On Steiger Lake in Victoria, crews removed four nets, or around 200 eight- to ten-pound carp, with the goal of improving conditions for gamefish and and waterfowl, as well as water quality. It will affect the 14 lakes that drain to Lake Minnetonka.

It's a dirty job for Jordan Wein, general manager of Carp Solutions, who was out in overalls and boots in the water, leaving him speckled with mud, but he expects it to be effective.

"In really small water bodies where you can really take a big dent out of the population, then you can see changeover in the next year," he said.

Carp, which can live a couple decades and grow up to 16 pounds, disrupt the ecosystem through their eating habits at the bottom of lakes by uprooting aquatic plants and stirring up sediment that releases nutrients. The carp management plan also involves aerating lakes during winter to keep carp egg predators alive, like bluegill sunfish, and installing carp barriers. The nets contain corn seeds that attract only carp, so other species won't be affected.

The carp removed Friday are going to the Wildlife Science Center and become food for wolves. The work will continue regularly throughout the fall, and even winter when carp congregate in close-knit schools.
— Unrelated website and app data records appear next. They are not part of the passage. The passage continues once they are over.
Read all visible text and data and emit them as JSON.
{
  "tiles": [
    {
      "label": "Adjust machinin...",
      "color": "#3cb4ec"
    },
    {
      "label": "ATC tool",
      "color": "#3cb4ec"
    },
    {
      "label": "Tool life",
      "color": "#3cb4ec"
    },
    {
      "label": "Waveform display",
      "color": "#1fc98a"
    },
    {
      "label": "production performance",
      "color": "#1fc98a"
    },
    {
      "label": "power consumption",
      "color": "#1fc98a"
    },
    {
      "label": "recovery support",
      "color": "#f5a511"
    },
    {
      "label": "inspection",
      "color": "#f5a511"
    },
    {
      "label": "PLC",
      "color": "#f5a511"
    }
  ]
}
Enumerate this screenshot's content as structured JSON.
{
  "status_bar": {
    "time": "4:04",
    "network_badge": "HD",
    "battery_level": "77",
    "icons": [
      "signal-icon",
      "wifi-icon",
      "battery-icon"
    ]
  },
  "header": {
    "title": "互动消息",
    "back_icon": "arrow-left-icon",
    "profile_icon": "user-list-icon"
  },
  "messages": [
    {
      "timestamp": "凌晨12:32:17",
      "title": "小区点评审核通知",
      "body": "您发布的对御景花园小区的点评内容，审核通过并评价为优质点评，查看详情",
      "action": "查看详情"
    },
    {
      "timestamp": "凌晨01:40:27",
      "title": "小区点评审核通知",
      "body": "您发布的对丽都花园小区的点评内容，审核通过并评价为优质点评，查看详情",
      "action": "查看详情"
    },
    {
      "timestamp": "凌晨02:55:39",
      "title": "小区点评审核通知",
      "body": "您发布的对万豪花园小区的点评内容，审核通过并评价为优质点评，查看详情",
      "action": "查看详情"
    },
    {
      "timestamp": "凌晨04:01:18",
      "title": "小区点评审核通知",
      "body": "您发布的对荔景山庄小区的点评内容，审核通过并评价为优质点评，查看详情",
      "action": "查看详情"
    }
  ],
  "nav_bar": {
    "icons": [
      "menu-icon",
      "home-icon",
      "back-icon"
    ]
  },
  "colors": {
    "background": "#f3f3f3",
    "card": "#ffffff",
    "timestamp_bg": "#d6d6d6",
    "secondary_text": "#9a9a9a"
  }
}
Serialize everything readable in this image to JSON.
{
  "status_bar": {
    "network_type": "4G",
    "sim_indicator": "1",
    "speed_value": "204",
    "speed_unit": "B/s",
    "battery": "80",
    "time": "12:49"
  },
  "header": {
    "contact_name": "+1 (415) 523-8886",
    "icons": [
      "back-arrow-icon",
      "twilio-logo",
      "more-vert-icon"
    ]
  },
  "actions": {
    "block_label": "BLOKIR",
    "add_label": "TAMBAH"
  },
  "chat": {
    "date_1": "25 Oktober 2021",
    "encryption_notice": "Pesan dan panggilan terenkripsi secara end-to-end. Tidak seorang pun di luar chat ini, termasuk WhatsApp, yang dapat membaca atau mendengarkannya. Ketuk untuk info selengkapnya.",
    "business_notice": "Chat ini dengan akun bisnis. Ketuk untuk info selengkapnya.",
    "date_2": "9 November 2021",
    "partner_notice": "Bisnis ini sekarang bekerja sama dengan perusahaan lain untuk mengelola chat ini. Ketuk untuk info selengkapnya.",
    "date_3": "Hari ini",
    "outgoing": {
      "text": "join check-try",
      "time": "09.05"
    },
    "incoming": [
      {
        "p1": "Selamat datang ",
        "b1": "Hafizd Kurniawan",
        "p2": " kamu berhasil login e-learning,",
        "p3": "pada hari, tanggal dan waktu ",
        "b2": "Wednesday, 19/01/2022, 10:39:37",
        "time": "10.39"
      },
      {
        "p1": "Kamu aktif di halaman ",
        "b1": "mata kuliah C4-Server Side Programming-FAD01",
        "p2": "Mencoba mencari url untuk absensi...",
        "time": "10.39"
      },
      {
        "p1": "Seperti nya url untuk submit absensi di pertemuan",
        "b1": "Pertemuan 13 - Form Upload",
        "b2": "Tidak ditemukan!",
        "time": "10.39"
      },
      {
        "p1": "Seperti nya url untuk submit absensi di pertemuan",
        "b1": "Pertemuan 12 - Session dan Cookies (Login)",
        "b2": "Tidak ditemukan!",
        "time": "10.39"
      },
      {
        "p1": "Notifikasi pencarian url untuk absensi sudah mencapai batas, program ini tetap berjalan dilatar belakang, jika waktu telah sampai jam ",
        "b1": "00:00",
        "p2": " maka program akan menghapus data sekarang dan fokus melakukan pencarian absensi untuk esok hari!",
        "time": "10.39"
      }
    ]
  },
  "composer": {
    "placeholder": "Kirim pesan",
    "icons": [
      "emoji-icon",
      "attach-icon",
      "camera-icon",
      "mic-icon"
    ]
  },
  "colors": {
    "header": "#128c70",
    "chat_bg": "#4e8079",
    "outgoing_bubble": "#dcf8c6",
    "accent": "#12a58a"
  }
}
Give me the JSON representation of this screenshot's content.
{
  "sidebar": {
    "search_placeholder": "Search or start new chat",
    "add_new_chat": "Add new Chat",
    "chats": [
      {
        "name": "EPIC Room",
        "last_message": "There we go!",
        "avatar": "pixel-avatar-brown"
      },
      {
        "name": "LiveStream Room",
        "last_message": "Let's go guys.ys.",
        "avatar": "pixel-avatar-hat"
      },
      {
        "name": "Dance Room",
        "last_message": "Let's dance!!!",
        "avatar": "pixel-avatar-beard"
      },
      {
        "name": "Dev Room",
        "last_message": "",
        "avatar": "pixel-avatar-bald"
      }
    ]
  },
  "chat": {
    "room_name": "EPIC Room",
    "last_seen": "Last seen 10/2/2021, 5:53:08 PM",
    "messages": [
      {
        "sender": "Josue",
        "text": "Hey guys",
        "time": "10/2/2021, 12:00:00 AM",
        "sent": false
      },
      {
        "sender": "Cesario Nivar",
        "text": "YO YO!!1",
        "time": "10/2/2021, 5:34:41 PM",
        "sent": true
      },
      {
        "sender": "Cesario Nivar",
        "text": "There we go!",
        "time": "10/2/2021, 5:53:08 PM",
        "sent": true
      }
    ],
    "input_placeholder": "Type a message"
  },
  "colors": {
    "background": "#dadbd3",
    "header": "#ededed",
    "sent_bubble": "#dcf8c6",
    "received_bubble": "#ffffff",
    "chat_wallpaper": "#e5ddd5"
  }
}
The project is a collaboration, based on a three-year University of Minnesota Aquatic Invasive Species Research Center study, with the Minnehaha Creek Watershed District, Three Rivers Park District, Carver County, the city of Victoria and the rest of the Six Mile Creek-Halsted Bay Subwatershed Partnership. It's funded by a $567,000 grant from the Lessard-Sams Outdoor Heritage Council.